**Web page and app entries**:

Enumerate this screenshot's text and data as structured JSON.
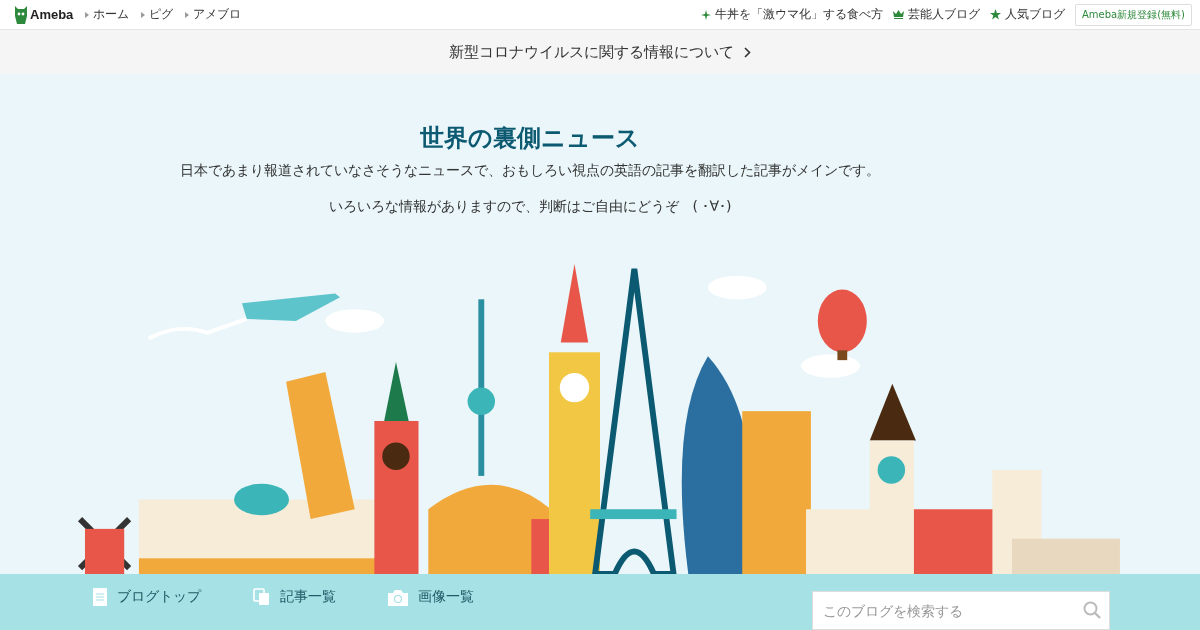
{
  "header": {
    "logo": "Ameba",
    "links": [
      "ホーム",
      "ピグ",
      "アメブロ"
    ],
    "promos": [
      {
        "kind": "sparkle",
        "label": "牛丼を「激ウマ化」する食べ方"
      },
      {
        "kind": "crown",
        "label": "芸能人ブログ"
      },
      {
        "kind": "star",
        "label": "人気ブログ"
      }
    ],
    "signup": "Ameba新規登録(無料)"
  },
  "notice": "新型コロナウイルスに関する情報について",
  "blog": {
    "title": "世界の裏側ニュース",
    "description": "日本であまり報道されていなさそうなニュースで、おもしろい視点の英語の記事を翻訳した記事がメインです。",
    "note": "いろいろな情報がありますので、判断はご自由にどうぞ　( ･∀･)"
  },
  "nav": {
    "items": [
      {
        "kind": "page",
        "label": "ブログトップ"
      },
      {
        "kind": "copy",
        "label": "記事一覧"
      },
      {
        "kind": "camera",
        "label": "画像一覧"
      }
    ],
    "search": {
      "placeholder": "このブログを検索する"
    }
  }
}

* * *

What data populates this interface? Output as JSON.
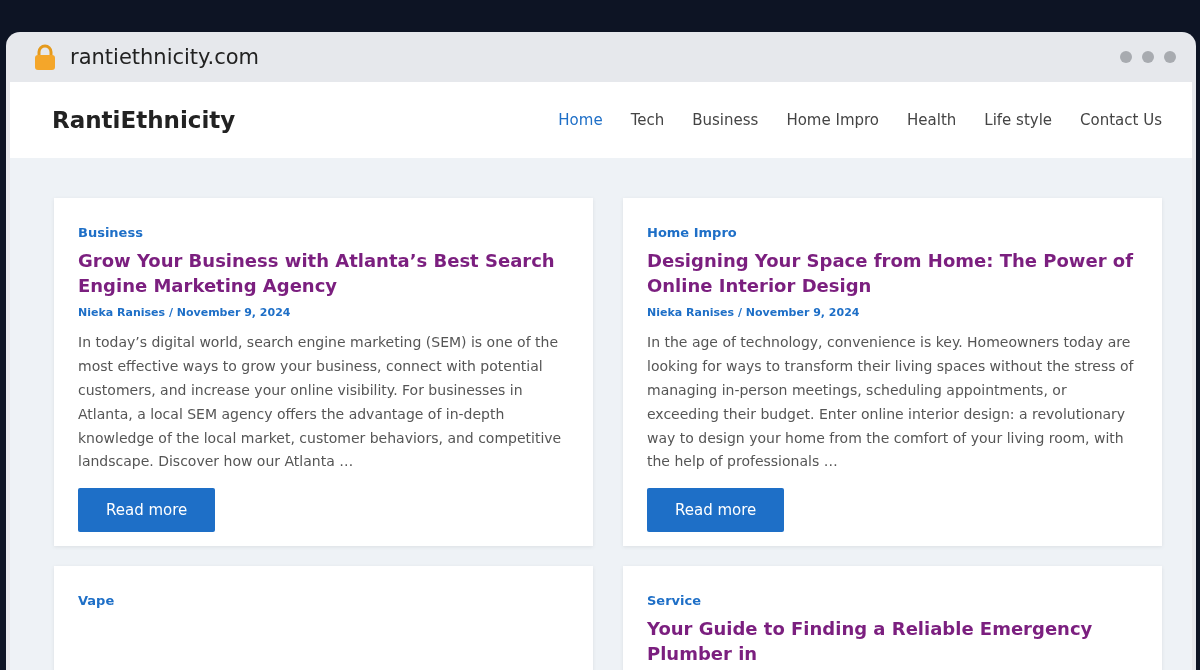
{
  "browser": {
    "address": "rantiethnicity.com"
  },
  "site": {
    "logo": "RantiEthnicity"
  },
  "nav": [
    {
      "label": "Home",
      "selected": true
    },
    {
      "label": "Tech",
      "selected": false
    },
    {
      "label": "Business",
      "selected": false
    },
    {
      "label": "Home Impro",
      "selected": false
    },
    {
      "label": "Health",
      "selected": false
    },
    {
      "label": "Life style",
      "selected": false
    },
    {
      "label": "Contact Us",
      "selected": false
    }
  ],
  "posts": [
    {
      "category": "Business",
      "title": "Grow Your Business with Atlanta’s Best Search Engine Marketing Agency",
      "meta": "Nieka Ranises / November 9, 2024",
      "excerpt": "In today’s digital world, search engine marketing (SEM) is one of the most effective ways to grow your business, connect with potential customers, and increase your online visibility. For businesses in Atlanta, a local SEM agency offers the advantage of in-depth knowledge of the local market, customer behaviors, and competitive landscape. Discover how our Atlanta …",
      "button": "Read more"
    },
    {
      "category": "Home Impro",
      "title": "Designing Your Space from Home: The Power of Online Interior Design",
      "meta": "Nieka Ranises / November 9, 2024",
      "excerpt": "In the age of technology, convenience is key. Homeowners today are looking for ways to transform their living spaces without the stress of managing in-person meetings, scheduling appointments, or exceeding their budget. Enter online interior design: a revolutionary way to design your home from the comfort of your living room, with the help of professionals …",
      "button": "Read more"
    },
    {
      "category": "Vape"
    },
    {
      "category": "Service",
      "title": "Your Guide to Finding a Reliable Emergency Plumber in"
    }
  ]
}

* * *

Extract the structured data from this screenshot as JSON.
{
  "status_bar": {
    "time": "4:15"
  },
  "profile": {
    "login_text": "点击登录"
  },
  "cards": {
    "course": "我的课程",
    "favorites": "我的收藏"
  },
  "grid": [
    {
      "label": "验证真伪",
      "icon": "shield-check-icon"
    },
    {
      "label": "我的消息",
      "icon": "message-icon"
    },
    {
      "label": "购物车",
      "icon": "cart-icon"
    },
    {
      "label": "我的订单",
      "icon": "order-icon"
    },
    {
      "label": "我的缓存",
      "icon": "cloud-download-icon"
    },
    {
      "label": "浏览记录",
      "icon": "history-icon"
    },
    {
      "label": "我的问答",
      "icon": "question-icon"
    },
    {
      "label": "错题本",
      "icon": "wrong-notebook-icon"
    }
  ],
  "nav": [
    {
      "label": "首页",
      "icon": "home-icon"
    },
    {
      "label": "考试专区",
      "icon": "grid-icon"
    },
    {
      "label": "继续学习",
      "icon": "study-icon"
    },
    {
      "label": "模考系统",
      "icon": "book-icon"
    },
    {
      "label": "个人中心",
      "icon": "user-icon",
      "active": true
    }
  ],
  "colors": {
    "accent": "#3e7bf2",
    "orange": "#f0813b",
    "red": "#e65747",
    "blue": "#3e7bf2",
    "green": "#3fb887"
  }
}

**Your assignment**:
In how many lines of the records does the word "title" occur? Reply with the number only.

**Written reply**:
4